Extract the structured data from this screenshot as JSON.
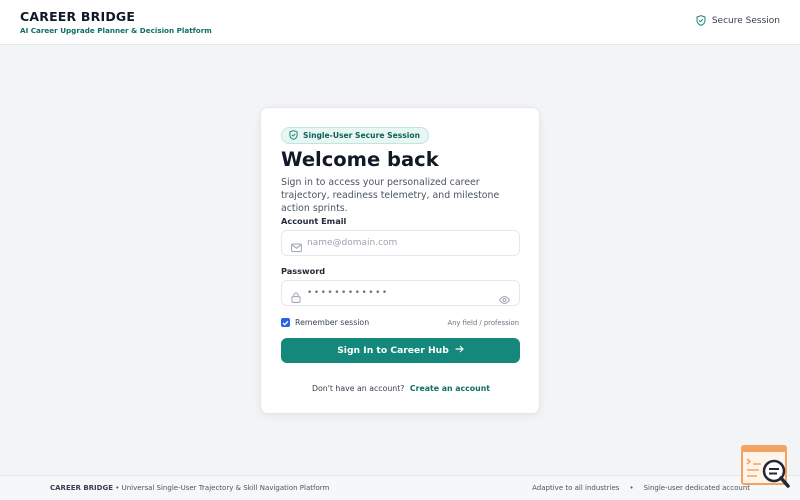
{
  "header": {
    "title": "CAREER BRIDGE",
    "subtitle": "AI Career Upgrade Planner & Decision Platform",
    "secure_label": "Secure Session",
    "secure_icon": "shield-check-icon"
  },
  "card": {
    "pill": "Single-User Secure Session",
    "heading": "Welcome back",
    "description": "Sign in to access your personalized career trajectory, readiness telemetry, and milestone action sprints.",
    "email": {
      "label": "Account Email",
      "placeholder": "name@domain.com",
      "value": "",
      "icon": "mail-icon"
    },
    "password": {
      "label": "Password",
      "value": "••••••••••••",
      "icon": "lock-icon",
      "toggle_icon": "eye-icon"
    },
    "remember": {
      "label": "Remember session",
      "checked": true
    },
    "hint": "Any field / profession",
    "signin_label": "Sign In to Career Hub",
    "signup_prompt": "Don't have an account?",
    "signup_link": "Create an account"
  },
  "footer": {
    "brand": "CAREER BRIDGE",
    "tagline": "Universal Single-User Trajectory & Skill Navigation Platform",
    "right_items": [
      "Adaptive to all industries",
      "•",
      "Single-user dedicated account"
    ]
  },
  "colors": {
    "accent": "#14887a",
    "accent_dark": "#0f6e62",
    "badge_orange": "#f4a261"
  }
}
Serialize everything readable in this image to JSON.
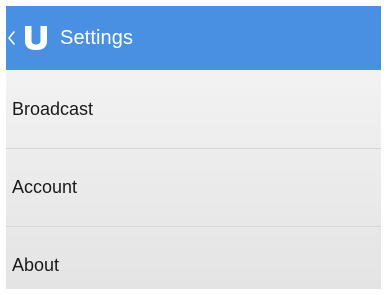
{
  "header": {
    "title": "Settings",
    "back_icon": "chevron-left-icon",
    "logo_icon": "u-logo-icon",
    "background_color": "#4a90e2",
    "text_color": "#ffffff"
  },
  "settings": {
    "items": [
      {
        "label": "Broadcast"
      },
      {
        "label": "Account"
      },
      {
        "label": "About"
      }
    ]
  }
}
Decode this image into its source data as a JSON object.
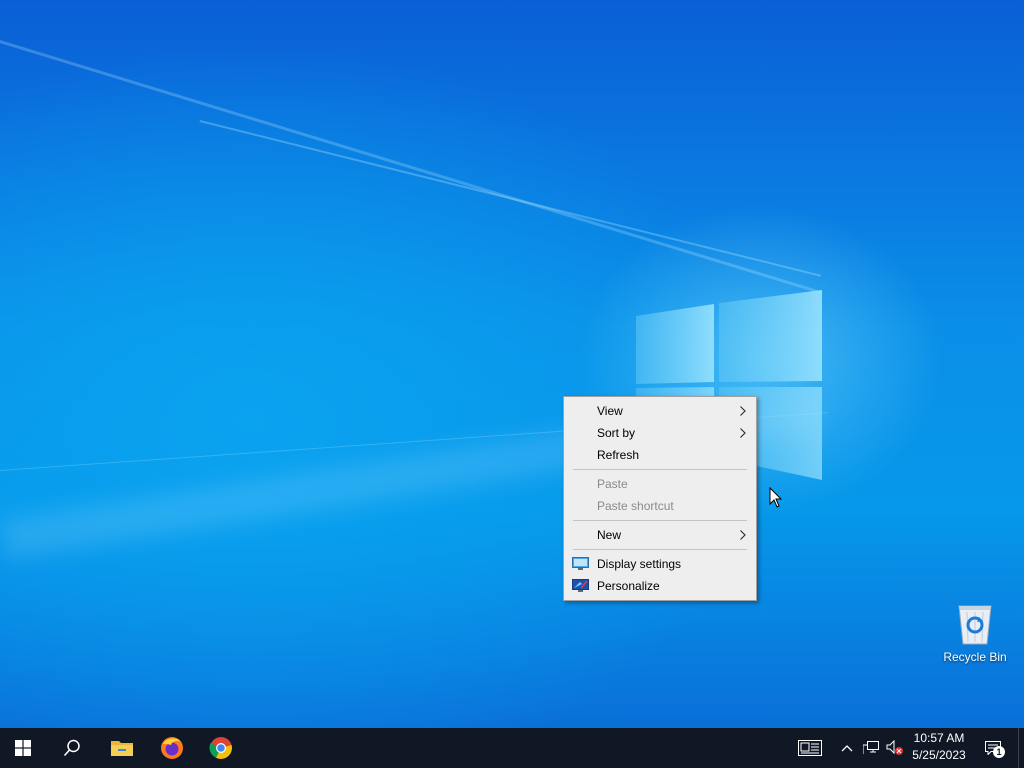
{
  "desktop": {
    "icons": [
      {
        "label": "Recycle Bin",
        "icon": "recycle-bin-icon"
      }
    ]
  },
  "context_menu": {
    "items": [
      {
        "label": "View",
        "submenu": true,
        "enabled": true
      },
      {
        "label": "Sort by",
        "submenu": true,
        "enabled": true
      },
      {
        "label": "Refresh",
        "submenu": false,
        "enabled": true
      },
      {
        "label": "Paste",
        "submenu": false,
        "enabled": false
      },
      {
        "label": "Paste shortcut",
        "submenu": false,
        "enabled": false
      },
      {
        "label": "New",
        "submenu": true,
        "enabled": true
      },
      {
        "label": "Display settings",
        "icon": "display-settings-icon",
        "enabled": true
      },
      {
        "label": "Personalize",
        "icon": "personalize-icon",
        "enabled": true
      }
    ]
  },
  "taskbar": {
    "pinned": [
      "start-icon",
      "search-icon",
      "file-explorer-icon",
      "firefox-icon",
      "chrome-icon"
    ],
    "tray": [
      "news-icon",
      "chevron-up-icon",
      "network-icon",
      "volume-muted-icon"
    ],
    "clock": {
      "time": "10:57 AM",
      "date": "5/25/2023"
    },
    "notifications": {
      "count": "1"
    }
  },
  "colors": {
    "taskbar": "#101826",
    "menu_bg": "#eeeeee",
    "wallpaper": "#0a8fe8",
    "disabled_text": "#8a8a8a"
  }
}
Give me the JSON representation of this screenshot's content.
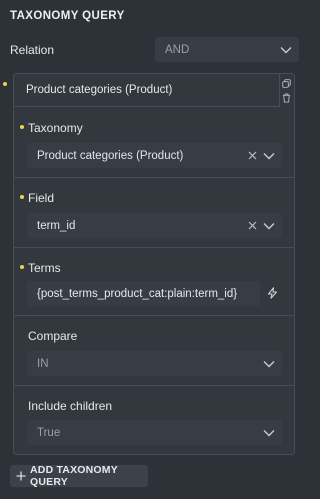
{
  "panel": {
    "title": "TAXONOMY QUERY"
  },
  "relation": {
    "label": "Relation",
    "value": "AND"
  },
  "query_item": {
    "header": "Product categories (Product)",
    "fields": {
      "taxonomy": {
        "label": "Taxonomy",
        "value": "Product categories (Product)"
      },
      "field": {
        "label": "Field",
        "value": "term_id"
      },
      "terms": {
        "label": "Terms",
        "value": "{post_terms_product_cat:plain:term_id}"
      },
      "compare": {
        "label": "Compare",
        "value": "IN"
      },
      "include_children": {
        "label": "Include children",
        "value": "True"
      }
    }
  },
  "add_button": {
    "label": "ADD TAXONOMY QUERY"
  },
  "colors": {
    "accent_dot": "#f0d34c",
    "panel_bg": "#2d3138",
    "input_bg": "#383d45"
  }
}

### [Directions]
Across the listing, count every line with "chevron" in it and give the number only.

### [Answer for the task]
2